Question to Hanover Law:
My husband was cheating on me for fifteen years before I found out. Then I left the home after he became abusive to me in front of our children. I was gone for a while, so when I returned he had divorce papers served on me. Only for the divorce and no money was involved; the papers said that they were for divorce only and no settlement was involved.
So I Left....
Generally, leaving the home without securing a separation agreement, protective order, court order, or some form of agreement opens you up to a claim of desertion. This is made worse by leaving the kids with the alleged "abusive" spouse. Would you leave your kids with someone that hurt you? That does not make a lot of sense.
Usually, the Court will find that when one parent left, absent extenuating circumstances, the person abandoned the family.
This results in grounds (at least in VA and DC) for a "for cause" divorce. This type of divorce grants a more favorable status to the complaining spouse in terms of property settlement, pendente lite support (that's support and benefits given to one spouse during the course of the legal proceedings).
What happens if you did this?

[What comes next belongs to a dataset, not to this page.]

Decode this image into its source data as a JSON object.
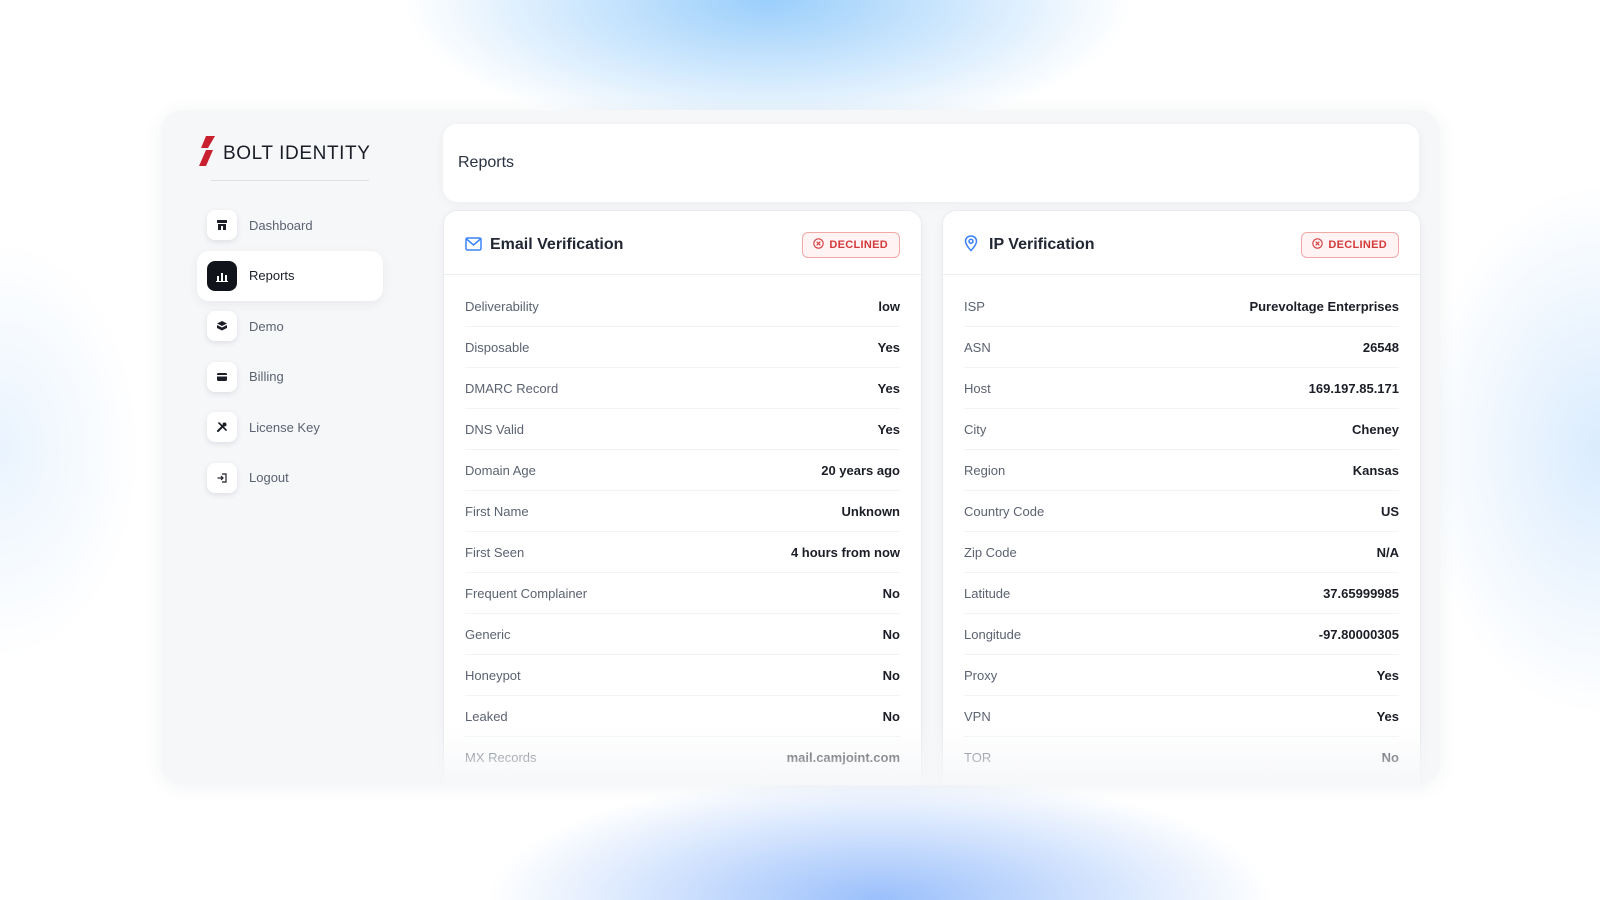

- First, you need to get all your information together. In this case example above, the person left because of infidelity and mental abuse...so document it. If you can show that the other actor was also bad, it will go a long way in mitigating the impact of walking out on the family.

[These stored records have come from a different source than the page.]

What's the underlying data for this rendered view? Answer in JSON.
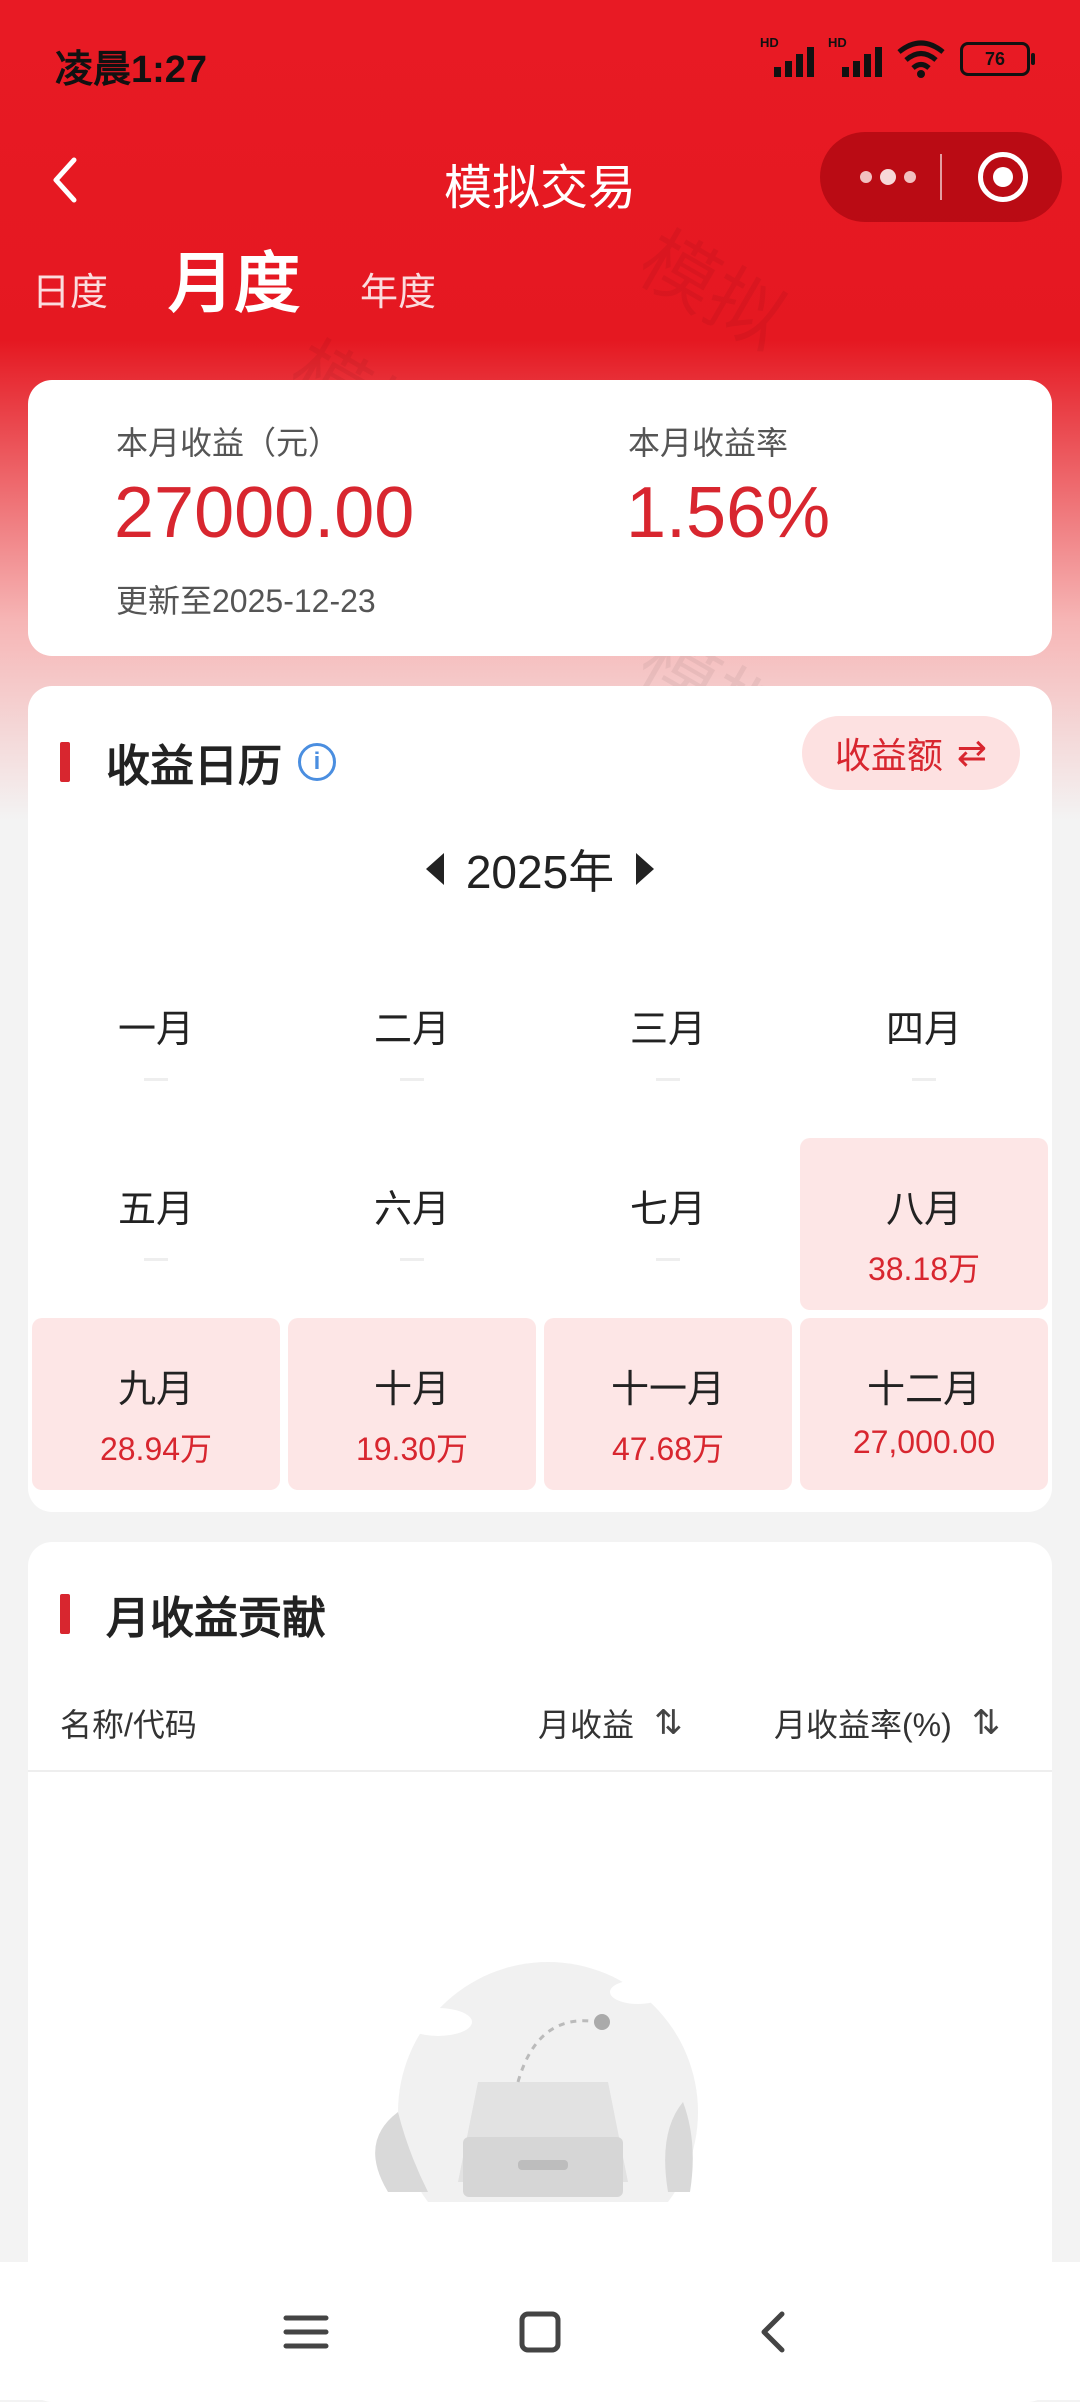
{
  "status_bar": {
    "time": "凌晨1:27",
    "signal1_label": "HD",
    "signal2_label": "HD",
    "battery": "76"
  },
  "nav": {
    "title": "模拟交易"
  },
  "period_tabs": [
    {
      "label": "日度",
      "active": false
    },
    {
      "label": "月度",
      "active": true
    },
    {
      "label": "年度",
      "active": false
    }
  ],
  "summary": {
    "income_label": "本月收益（元）",
    "income_value": "27000.00",
    "rate_label": "本月收益率",
    "rate_value": "1.56%",
    "updated": "更新至2025-12-23"
  },
  "calendar": {
    "title": "收益日历",
    "info_icon_glyph": "i",
    "toggle_label": "收益额",
    "toggle_icon_glyph": "⇄",
    "year": "2025年",
    "months": [
      {
        "name": "一月",
        "value": ""
      },
      {
        "name": "二月",
        "value": ""
      },
      {
        "name": "三月",
        "value": ""
      },
      {
        "name": "四月",
        "value": ""
      },
      {
        "name": "五月",
        "value": ""
      },
      {
        "name": "六月",
        "value": ""
      },
      {
        "name": "七月",
        "value": ""
      },
      {
        "name": "八月",
        "value": "38.18万"
      },
      {
        "name": "九月",
        "value": "28.94万"
      },
      {
        "name": "十月",
        "value": "19.30万"
      },
      {
        "name": "十一月",
        "value": "47.68万"
      },
      {
        "name": "十二月",
        "value": "27,000.00"
      }
    ]
  },
  "contribution": {
    "title": "月收益贡献",
    "columns": {
      "name": "名称/代码",
      "monthly_income": "月收益",
      "monthly_rate": "月收益率(%)"
    },
    "sort_glyph": "⇅"
  },
  "watermark_text": "模拟",
  "colors": {
    "brand_red": "#e51821",
    "accent_red": "#d8262f",
    "highlight_bg": "#fde6e6"
  }
}
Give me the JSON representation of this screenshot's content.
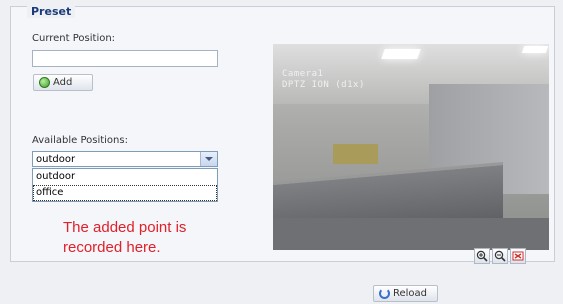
{
  "preset": {
    "legend": "Preset",
    "current_position_label": "Current Position:",
    "current_position_value": "",
    "add_label": "Add",
    "available_positions_label": "Available Positions:",
    "selected_position": "outdoor",
    "options": [
      "outdoor",
      "office"
    ]
  },
  "annotation": {
    "line1": "The added point is",
    "line2": "recorded here."
  },
  "video": {
    "overlay_line1": "Camera1",
    "overlay_line2": "DPTZ ION (d1x)"
  },
  "ptz": {
    "zoom_in_icon": "zoom-in-icon",
    "zoom_out_icon": "zoom-out-icon",
    "delete_icon": "delete-preset-icon"
  },
  "footer": {
    "reload_label": "Reload"
  },
  "colors": {
    "annotation": "#e0202a",
    "legend": "#1a3a7a"
  }
}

- Secondly, you need to get a divorce attorney that is experienced in tough, possibly negative situation divorce. You can overcome an accusation of desertion, but it takes careful planning and work.
- Thirdly, track the money -- who was using the credit cards and the bank accounts. This is important is any allegation of wrong doing.
- Finally, be very clear on why you came back and that the absence was of a short, fixed duration.
Do you need help dealing with a difficult divorce? Are you the bad actor? You need to get good, honest, candid legal advice. When you're ready to talk about fighting for your rights, and overcoming challenging circumstances -- call us. 703-402-2723.
Sean Hanover, Esq.
Offices in Fairfax and DC
888 16th St. NW
Washington, DC 20006